## [YOUR GOAL]
Print out the data below in full and exactly, skipping the pictures.

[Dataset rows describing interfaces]
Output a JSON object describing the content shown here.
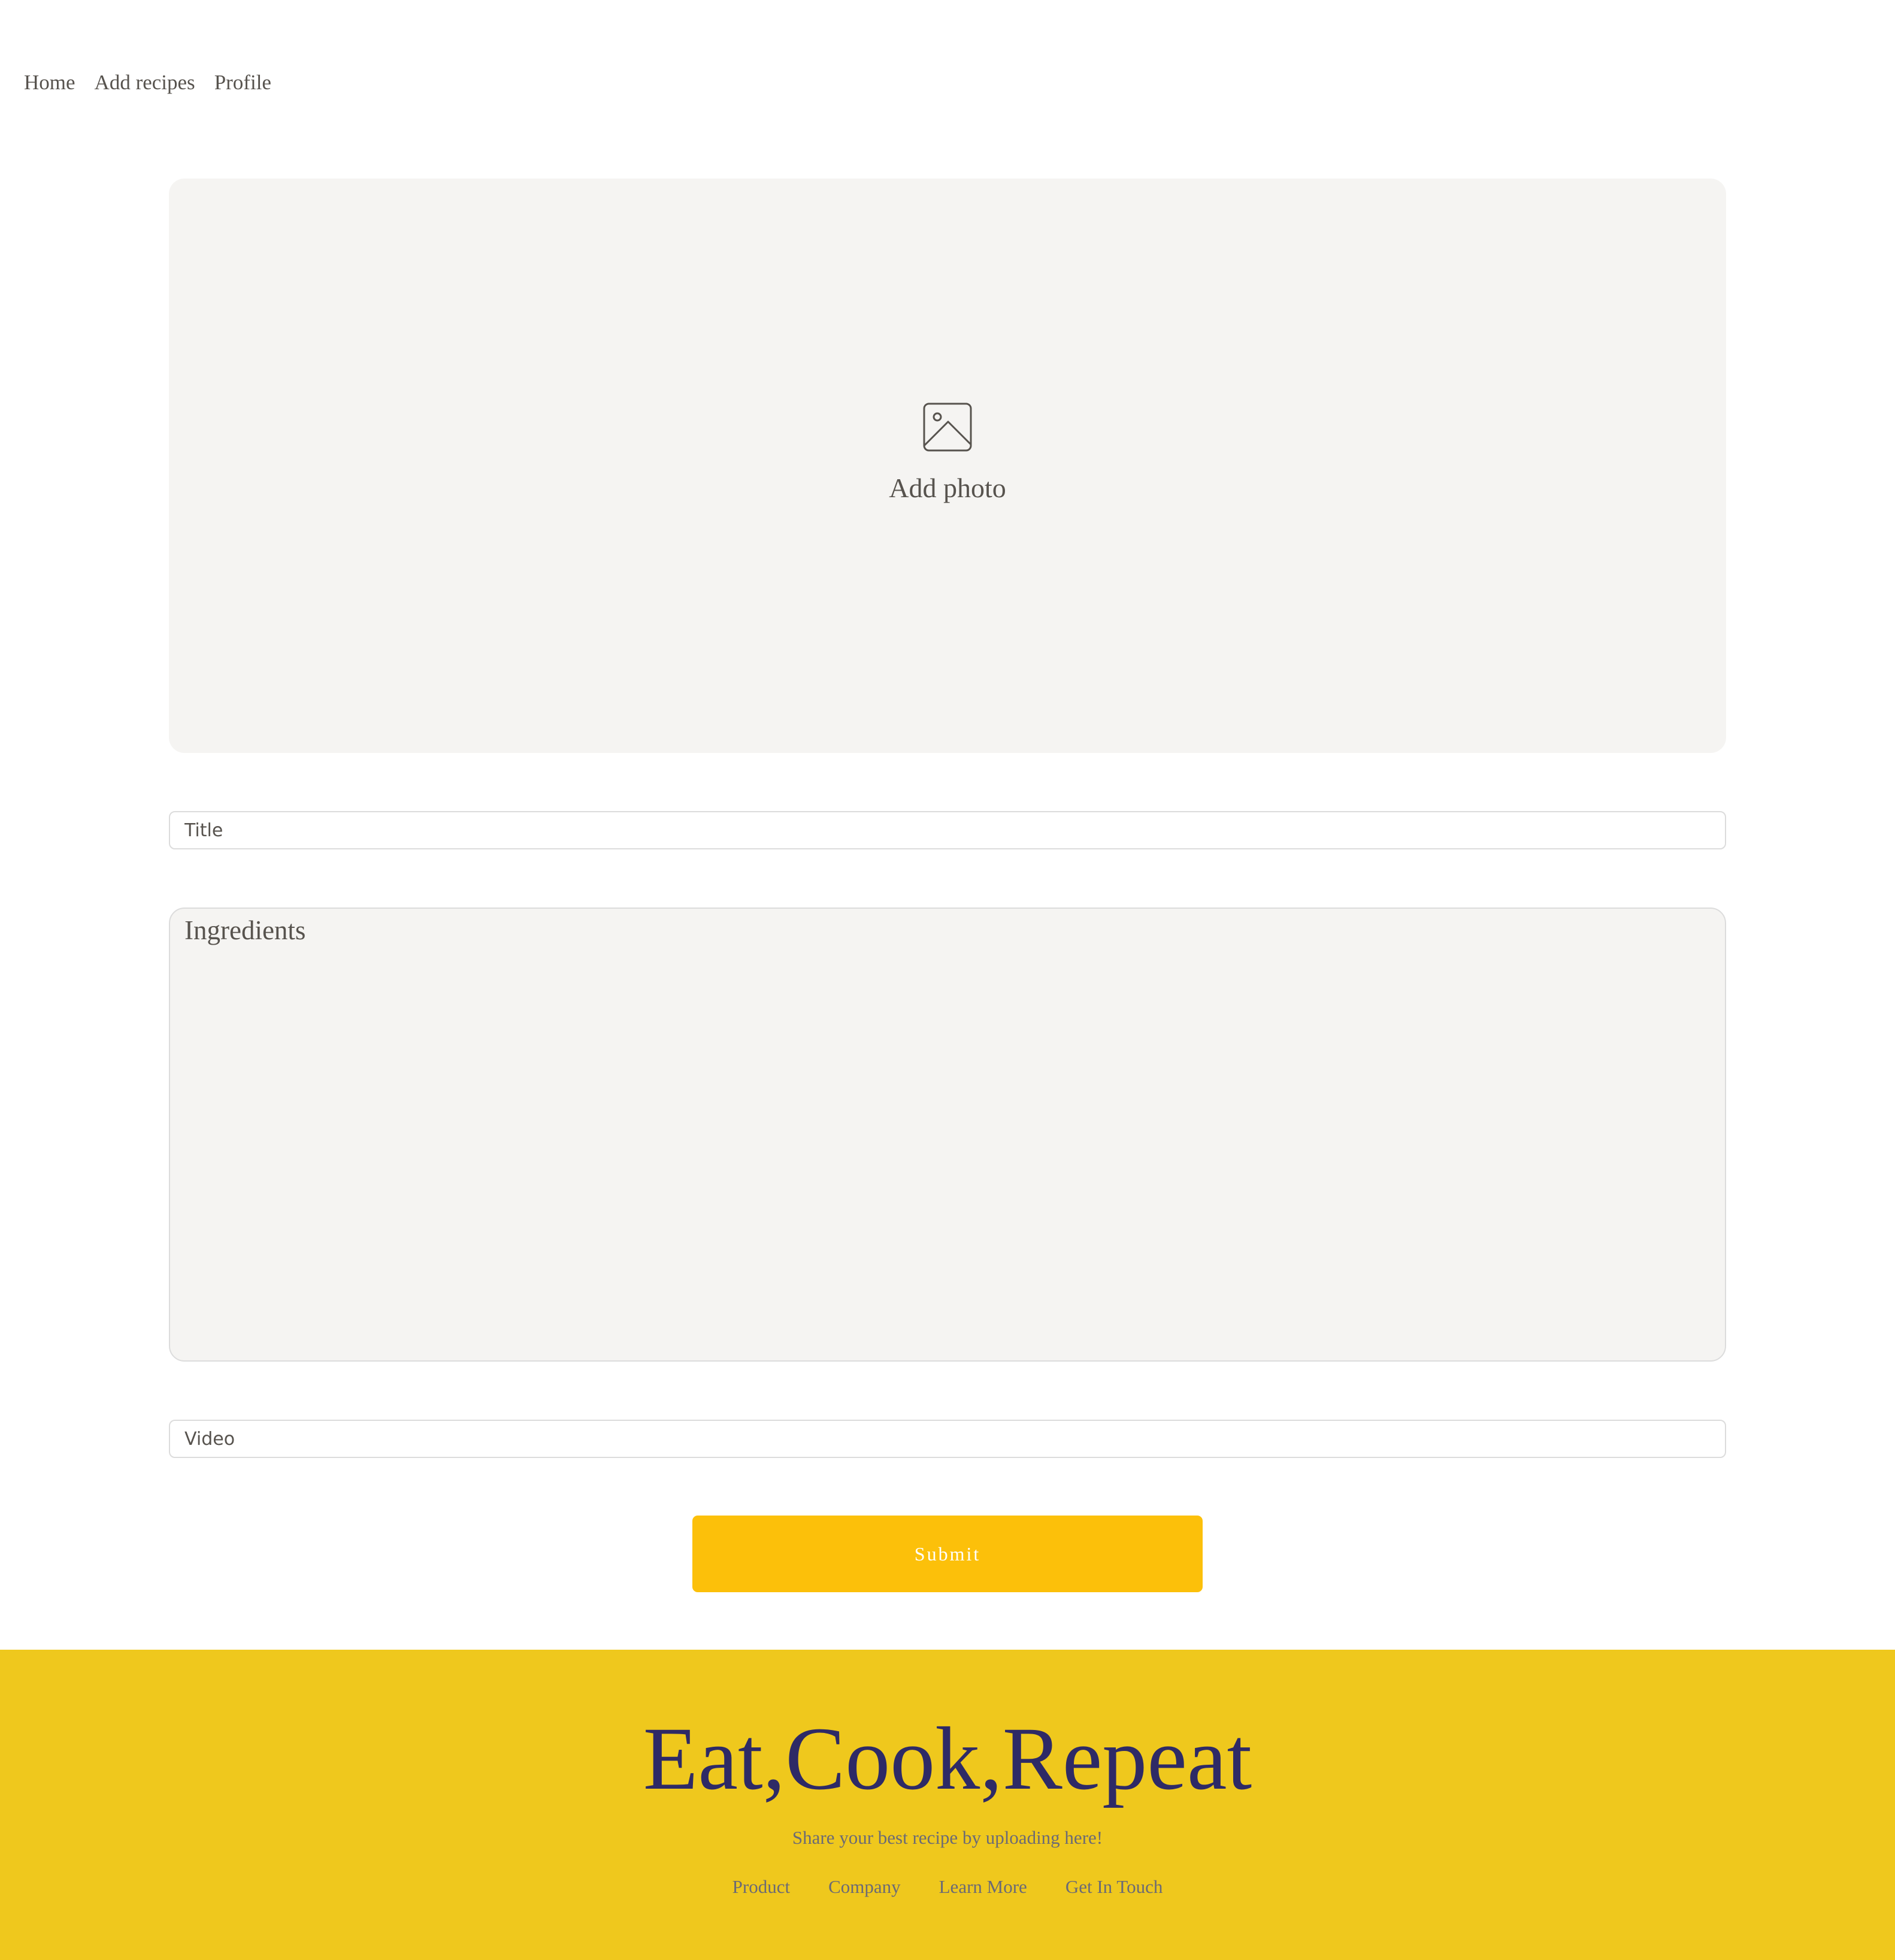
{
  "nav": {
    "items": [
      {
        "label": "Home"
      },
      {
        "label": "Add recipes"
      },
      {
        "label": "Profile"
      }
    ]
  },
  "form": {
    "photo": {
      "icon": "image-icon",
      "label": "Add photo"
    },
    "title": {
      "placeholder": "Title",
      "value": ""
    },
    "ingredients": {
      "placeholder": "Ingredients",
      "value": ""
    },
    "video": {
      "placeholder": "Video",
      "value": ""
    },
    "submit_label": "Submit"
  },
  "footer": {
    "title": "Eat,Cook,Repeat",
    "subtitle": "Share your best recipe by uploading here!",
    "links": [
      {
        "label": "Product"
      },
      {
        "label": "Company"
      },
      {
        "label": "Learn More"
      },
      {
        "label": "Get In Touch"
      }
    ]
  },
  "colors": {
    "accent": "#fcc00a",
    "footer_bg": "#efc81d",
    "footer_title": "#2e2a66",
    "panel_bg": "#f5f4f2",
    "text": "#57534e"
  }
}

## [YOUR SOLUTION]
Output a JSON object describing the content shown here.
{
  "nav": {
    "items": [
      {
        "label": "Home"
      },
      {
        "label": "Add recipes"
      },
      {
        "label": "Profile"
      }
    ]
  },
  "form": {
    "photo": {
      "icon": "image-icon",
      "label": "Add photo"
    },
    "title": {
      "placeholder": "Title",
      "value": ""
    },
    "ingredients": {
      "placeholder": "Ingredients",
      "value": ""
    },
    "video": {
      "placeholder": "Video",
      "value": ""
    },
    "submit_label": "Submit"
  },
  "footer": {
    "title": "Eat,Cook,Repeat",
    "subtitle": "Share your best recipe by uploading here!",
    "links": [
      {
        "label": "Product"
      },
      {
        "label": "Company"
      },
      {
        "label": "Learn More"
      },
      {
        "label": "Get In Touch"
      }
    ]
  },
  "colors": {
    "accent": "#fcc00a",
    "footer_bg": "#efc81d",
    "footer_title": "#2e2a66",
    "panel_bg": "#f5f4f2",
    "text": "#57534e"
  }
}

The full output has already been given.